When they had completed their gruesome task of gathering slaves to deliver to their masters in a silver platter, we all came together to mourn. We watched the boat that carried the boy that carried the onus of bringing our village salvation. We watched as it became smaller and smaller and we just had no more energy for anything at that stage. “Haibo! Look, they are placing him on the edge of the boat”, mama yelled suddenly. We all immediately squeezed our eyes to see who it was. “My son! My only son”, MaNdawo wailed as she fell to the ground in agony. Indeed, Ndawo was thrown off the boat into the river moments later. Perhaps his trance had not subsided, perhaps he would make a peculiar and demanding slave so they could do without him. They probably thought he had issues. “Psychological issues”. We all formulated theories and muttered them under our breath, theories to why they would do such a thing. Through the speculation and guessing, it suddenly became overcast. “It looks like it is going to rain”, I felt obliged to state the obvious. The people laughed. The thought was absurd. We had even forgot what rain sounded like. Yet on that day, when Ndawo was thrown out the boat and into the water, it rained like the heavens were playing tricks on us. It felt that a delusional thunderstorm. We felt tingles when the rain fell on our parched earth.
 
The boat on the river approaching the intersection between the ocean and the river suddenly overturned and drowned, obviously not built for such storms. The turbulence of the waves were far too strong. “HE IS HOME! THE JOURNEY TO OUR SALVATION HAS BEGAN, NEVER AGAIN WILL THEY CREEP INTO OUR MIDST VIA THE WATER TO LEAVE US EMPTY AND SHAMED. THOKOZA NDAWO!”, mkhulu Dabulamanzi roared with pride, faith and sheer joy swirling around his voice. The rain began to make sense. It was to wash all our miseries away. We were not mourning the death of a friend but we were now celebrating the birth of a hero. We hoped to live long enough to tell the tale of the beautiful irony of our day; how our redemption came from the hands of those we were to be redeemed from.
 

THE END

 
 


 

Boipelo Maetla is a South African public speaker, educator, debater, author, free-lance columnist and all round creative.
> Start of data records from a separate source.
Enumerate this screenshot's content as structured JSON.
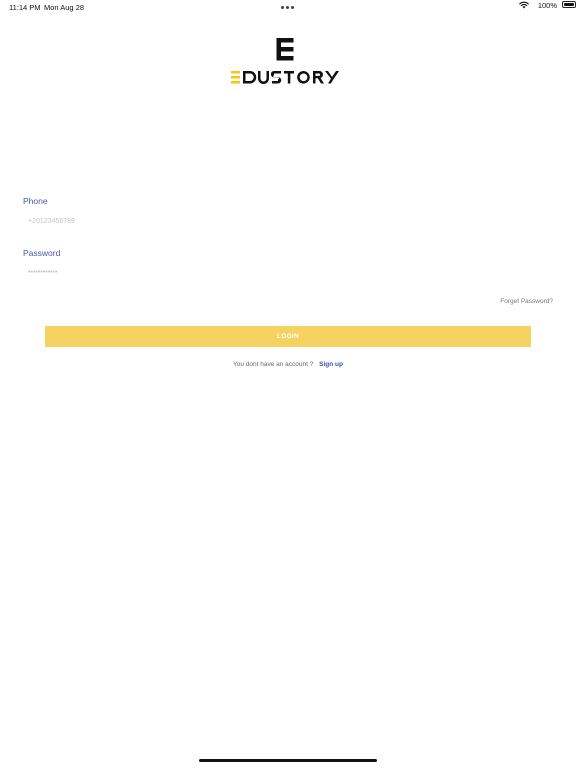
{
  "status_bar": {
    "time": "11:14 PM",
    "date": "Mon Aug 28",
    "battery_percent": "100%",
    "icons": [
      "more-dots-icon",
      "wifi-icon",
      "battery-icon"
    ]
  },
  "logo": {
    "text": "EDUSTORY",
    "colors": {
      "black": "#111111",
      "yellow": "#f5c518"
    }
  },
  "form": {
    "phone": {
      "label": "Phone",
      "placeholder": "+20123456789",
      "value": ""
    },
    "password": {
      "label": "Password",
      "placeholder": "••••••••••••",
      "value": ""
    },
    "forgot_label": "Forget Password?",
    "login_label": "LOGIN",
    "signup_prompt": "You dont have an account ?",
    "signup_label": "Sign up"
  },
  "colors": {
    "label": "#4a59a6",
    "button": "#f5d361",
    "link": "#3a4fb0"
  }
}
Recently, she came in the top three of the Ahmed Kathrada Foundation speech contest which awarded her the privilege to share the stage with deputy president Cyril Ramaphosa, struggle icon Ahmed Kathrada and Business Day editor, Songezo Zibi.
 
She is a once-off contributor for internationally based women and girl child empowerment company, Global Girl Media and a former volunteer for the National Youth Development Agency (NYDA).
 
Boipelo Maetla is a published author, having been the youngest of the writers featured in the short story anthology by South African publishing house Black Letter Media, titled My Holiday Shorts (www.myholidayshorts.com).
 
With the belief that solidarity for global cohesion is a social responsibility, the 18-year-old is also an on-call poet for the NGO, Palestinian Solidarity Alliance (PSA), a platform that managed to her learn from and share dialogues and stages with Gauteng premier, David Makhura and Road and Transport minister Ismail Vadi amongst others.
“I always advocate for the empowerment of the youth through literature. Literacy is the first form of liberation. I also believe that creativity exists in all forms and in every context and is an underrated agent of social change”- Boipelo.
 
As a poet, Boipelo has graced various stages, including Solidarity for Women of Palestine, Sandton Poetry Show and Poets in Offices under the pseudonym, Ben Jackson.

 
 

 

 
 
 
Cover Photo: Walter Savage (http://wjacksavage.com/)